The Center for Musical Arts has a variety of talented teachers that teach several different classes. In this interview, we sat down with Max Mondzac, who teaches guitar, ukulele, and banjo at the Center. Watch or read to get to know more about Max, his background in music, teaching style, and other interests.

Center for Musical Arts: Hello! My name is Erica Reid. I’m the Marketing Manager for the Center for Musical Arts and we’re continuing our series where we’re getting to know the faculty of the Center. Today I am here with Max Mondzac. How are you, Max?

Max Mondzac: Hi, I’m doing great.

Center: Great. Can you start us off by letting us know your history with the Center and what you teach?

Max: Sure. Yeah, I’ve been working at the Center for a few years now. I think I started around 2017 and it’s been a real pleasure to work there. I’ve been doing guitar lessons as well as ukulele lessons and even some banjo lessons.

Center: All right. And what drew you to study and teach guitar, banjo, ukulele?

Max: I absolutely just love music. So for me, it’s just a way for me to be involved in music, express myself. I also love sharing music with other people. So, playing songs we both like, working on a certain riff or chords or scales or getting into the theory, it’s all very exciting to me. No matter which instrument, I love it. And yeah, it’s just what I love to do. It’s my passion.

Center: I was reading that you’re a pretty versatile guitarist. You have earned awards playing classical guitar and you mentioned that you teach styles, including finger-picking, percussive steel string, metal, blues, jazz, folk, and more. What draws you to such a wide range of styles and do you have a favorite at the moment?
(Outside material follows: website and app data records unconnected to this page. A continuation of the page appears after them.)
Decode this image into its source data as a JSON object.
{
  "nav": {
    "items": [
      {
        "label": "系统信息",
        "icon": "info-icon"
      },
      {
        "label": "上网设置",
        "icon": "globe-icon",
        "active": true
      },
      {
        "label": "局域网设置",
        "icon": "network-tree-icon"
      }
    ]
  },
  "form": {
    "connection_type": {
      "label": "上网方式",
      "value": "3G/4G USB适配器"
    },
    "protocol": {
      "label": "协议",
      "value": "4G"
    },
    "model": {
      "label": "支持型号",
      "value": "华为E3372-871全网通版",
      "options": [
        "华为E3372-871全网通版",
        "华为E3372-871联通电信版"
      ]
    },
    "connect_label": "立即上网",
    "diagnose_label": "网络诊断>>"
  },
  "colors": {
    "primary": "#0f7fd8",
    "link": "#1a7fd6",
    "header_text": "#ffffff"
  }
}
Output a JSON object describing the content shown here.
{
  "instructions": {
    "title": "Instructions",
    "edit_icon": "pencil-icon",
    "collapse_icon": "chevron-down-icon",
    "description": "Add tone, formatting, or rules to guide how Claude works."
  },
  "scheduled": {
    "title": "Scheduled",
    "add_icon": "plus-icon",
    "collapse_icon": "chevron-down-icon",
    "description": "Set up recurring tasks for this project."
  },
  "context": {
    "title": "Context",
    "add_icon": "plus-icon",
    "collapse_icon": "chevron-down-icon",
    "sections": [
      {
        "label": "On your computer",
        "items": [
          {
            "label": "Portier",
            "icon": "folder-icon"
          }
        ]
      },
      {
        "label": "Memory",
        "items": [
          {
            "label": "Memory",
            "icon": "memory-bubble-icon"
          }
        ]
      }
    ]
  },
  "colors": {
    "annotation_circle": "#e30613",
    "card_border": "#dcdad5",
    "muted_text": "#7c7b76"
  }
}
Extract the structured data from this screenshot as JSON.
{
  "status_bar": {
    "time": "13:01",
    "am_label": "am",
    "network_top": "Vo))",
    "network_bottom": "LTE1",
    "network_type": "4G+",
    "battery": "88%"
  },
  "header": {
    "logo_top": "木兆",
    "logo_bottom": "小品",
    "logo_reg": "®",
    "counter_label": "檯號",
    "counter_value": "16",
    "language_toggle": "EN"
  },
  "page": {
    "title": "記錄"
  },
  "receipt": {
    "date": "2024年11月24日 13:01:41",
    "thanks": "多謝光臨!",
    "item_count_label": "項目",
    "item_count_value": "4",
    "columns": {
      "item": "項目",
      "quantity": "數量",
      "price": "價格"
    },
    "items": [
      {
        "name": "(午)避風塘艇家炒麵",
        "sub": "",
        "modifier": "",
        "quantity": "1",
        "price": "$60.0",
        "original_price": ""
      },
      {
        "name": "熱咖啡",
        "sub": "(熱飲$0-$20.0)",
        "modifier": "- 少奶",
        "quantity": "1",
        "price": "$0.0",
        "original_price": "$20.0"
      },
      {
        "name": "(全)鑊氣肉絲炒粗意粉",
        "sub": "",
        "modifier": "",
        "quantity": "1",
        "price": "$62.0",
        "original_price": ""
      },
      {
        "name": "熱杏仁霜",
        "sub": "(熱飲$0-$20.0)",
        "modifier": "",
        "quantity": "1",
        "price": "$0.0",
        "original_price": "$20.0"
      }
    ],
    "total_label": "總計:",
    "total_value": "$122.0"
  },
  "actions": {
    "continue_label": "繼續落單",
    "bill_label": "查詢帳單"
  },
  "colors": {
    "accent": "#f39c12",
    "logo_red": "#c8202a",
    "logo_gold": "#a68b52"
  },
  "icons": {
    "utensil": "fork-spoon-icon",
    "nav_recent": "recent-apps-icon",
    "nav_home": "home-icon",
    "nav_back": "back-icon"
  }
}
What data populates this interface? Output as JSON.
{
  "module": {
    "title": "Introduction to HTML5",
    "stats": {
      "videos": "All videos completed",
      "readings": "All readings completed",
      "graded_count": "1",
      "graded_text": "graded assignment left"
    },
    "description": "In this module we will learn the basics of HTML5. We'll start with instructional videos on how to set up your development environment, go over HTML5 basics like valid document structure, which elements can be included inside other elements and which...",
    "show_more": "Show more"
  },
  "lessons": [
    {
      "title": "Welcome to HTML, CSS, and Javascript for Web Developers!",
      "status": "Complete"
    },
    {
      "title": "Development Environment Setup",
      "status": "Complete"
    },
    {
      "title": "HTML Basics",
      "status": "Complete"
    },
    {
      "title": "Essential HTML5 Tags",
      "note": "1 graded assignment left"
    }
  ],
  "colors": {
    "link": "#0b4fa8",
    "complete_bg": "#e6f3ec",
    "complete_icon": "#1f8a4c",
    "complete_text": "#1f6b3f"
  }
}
Max: Sure. Yeah, I just love all of those styles of music. So for me, I just can’t help myself, but to kind of go down each pathway and explore each genre. My favorite at the moment is probably like percussive finger style on my acoustic, percussive steel string. However, yeah, my favorite does change from time to time. I love classical guitar as well and such. Yeah.

Center: So, I imagine that versatility plays into what you were saying earlier about the way that you teach. Bringing different styles in and meeting the student where their interests are.

Max: Absolutely. Yes, I really try to cater my lessons to my student’s interests. So whatever style of music you’re most excited about, we will definitely check it out, learn all about it, and I’ll make sure we’re playing music that you enjoy in our lessons.

Center: Have you had a teacher or a mentor yourself who has helped shape your path or your interest in guitar?

Max: Absolutely. I’ve had several great teachers over the years that have been mentors and big influences on me. I’m from Seattle. So when I was taking guitar lessons in Seattle, I had a few teachers back there who were fantastic.

Center: It’s a great music scene there. [laughs]

Max: Oh yes. Seattle’s awesome. Yeah, Nirvana, Hendrix and the list goes on. [laughs]

Center: So, when you are not teaching music or learning all of these many varieties of playing style, what else is filling your life these days?

Max: I love the outdoors, hiking, trail running, backpacking, just being outside is honestly my favorite thing to do besides music.

Center: Wonderful. Well, is there anything that we haven’t covered here that you think would be useful to know for prospective students who were thinking about taking up guitar, banjo, ukulele, and think that you might be a fit?

Max: Yeah, absolutely. If you’re unsure about it at all, you’re more than welcome to set up a trial lesson, or just give me a call and I’m happy to talk to you and just give you a little bit of info about it and see if it’s a good fit. So please don’t be shy about that.

Center: All right. Awesome. Thank you so much for talking to me today, Max.

Max: Yeah. Thank you.

You can learn more about Max Mondzac on his faculty page. If you are interested in taking lessons, check out our lessons page.